Jonah was still hoping Nineveh would be destroyed like Sodom and Gomorrah (Genesis 19). That day is coming for the whole world (2 Peter 3:10), but this was a day of grace. Furthermore, God had one more lesson for the prophet to learn.
Jonah 4:6 Then the Lord God provided a leafy plant and made it grow up over Jonah to give shade for his head to ease his discomfort, and Jonah was very happy about the plant.
The temperature in Nineveh can soar above a hundred degrees, so God provided a shade plant to ease the prophet’s discomfort. It may seem like a little thing, but it was a token of kindness that made Jonah happy. God was caring for the prophet’s needs, and Jonah was thankful.
Jonah 4:7-8 But at dawn the next day God provided a worm, which chewed the plant so that it withered. When the sun rose, God provided a scorching east wind, and the sun blazed on Jonah’s head so that he grew faint. He wanted to die, and said, It would be better for me to die than to live.
Here we see that God can be exasperating. First he gave Jonah a blessing, then he took it away. God was not teasing the prophet; he was teaching him maturity. God wants us to honor him, not only when he gives, but when he takes away. This is a difficult lesson to learn.
Many years ago I was driving home from my minimum wage job, praising God for an unexpected bonus. I needed a new pair of pants, and now I could buy them. But as I was praising God, I saw flashing red lights in my mirror. I was given a ticket for the exact amount of the bonus, and like Jonah, my praising turned to complaining.

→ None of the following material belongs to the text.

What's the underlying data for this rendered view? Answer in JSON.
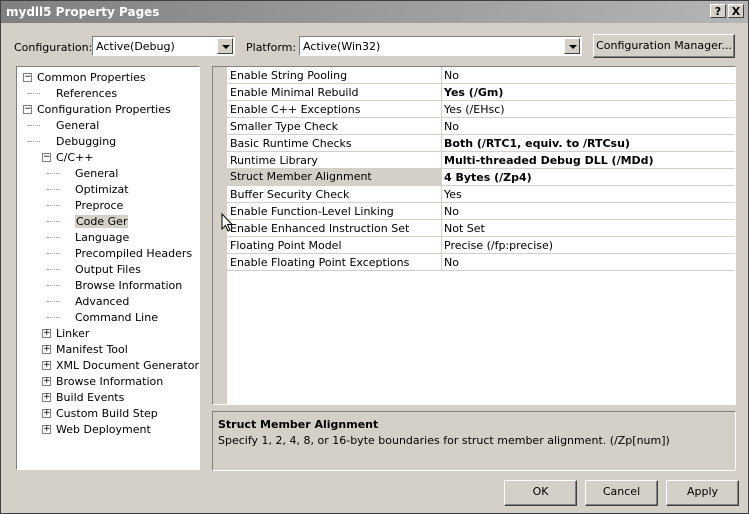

But after losing family and fortune, Job replied, The Lord gave and the Lord has taken away; may the name of the Lord be praised (Job 1:21). God is less concerned with our comfort than he is with our character. He gives and takes away to help us mature. This is why the Bible says to give thanks in all circumstances; for this is God’s will for you in Christ Jesus (1 Thessalonians 5:18).
Notice also that God used the big fish and the little worm to help the prophet mature. God is sovereign over big things, little things, and everything in-between. And he uses all things . . . for the good of those who love him (Romans 8:28), wrote Paul. God’s ways do not always agree with us, but he is always working for our good.

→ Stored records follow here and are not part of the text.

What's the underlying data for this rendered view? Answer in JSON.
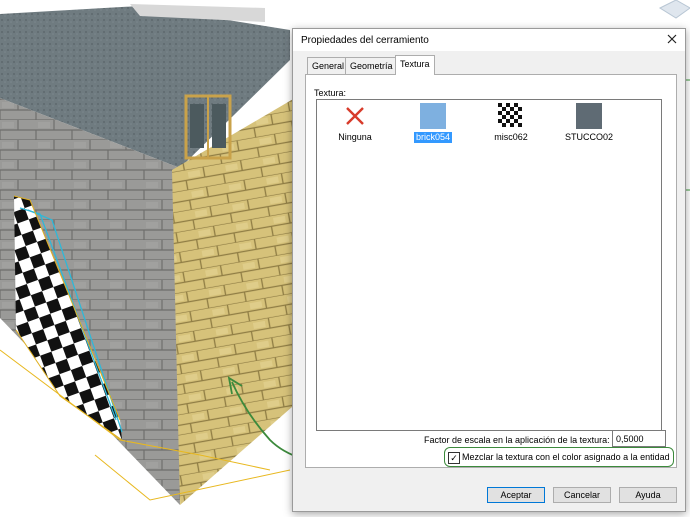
{
  "dialog": {
    "title": "Propiedades del cerramiento",
    "tabs": [
      {
        "label": "General"
      },
      {
        "label": "Geometría"
      },
      {
        "label": "Textura"
      }
    ],
    "texture_label": "Textura:",
    "textures": [
      {
        "name": "Ninguna",
        "icon": "none-x-icon"
      },
      {
        "name": "brick054",
        "icon": "blue-texture-swatch",
        "color": "#7eb0e0"
      },
      {
        "name": "misc062",
        "icon": "checker-texture-swatch"
      },
      {
        "name": "STUCCO02",
        "icon": "gray-texture-swatch",
        "color": "#5f6b74"
      }
    ],
    "selected_texture": "brick054",
    "scale_label": "Factor de escala en la aplicación de la textura:",
    "scale_value": "0,5000",
    "mix_label": "Mezclar la textura con el color asignado a la entidad",
    "mix_checked": "✓",
    "buttons": {
      "ok": "Aceptar",
      "cancel": "Cancelar",
      "help": "Ayuda"
    }
  },
  "colors": {
    "accent_highlight": "#3c8a3c",
    "selection": "#3399ff",
    "close_x": "#d83b2b"
  }
}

Jonah 4:9 God said to Jonah, Is it right for you to be angry about the plant? It is, he said. And I’m so angry I wish I were dead.
Unresolved anger leads to depression, and Jonah’s lack of anger management was getting him down. It is not a perfect life that makes us happy, but the ability to forgive and forget.
An attorney was resentful toward some of his clients, who did not pay their bills, and his anger was making things worse. So he wrote them each a note saying, Your bill is forgiven. In exchange, please forgive at least one person who owes you money or has offended you. He got over his resentment, and experienced so much joy, that he did the same thing at the end of each year. A good way to manage anger is to receive God’s forgiveness, and to forgive those who hurt you.
Jonah 4:10-11 But the Lord said, You have been concerned about this plant, though you did not tend it or make it grow. It sprang up overnight and died overnight. And should I not have concern for the great city of Nineveh, in which there are more than a hundred and twenty thousand people who cannot tell their right hand from their left—and also many animals?
Jonah was more concerned for his physical comfort than for the lost souls of Nineveh. He was not as noble as Paul who said, I could wish that I myself were cursed and cut off from Christ for the sake of my people (Romans 9:2-3). To go to hell for another person is beyond what God asks of us, but to care for lost souls is not.
A Christian man was thrown into prison and tortured for his faith, but he shared the gospel with those who tortured him. The closer he came to death, in fact, the more burdened he was for their souls. He was willing to be tortured in order to evangelize, and one of the guards was converted. As a prophet of God, it was time for Jonah to get over himself, and start caring for the ones God sent him to reach.
Reflection and Review
Why didn’t Jonah want Nineveh to repent?
Why does God give and take away?
Do you care about people who are going to hell?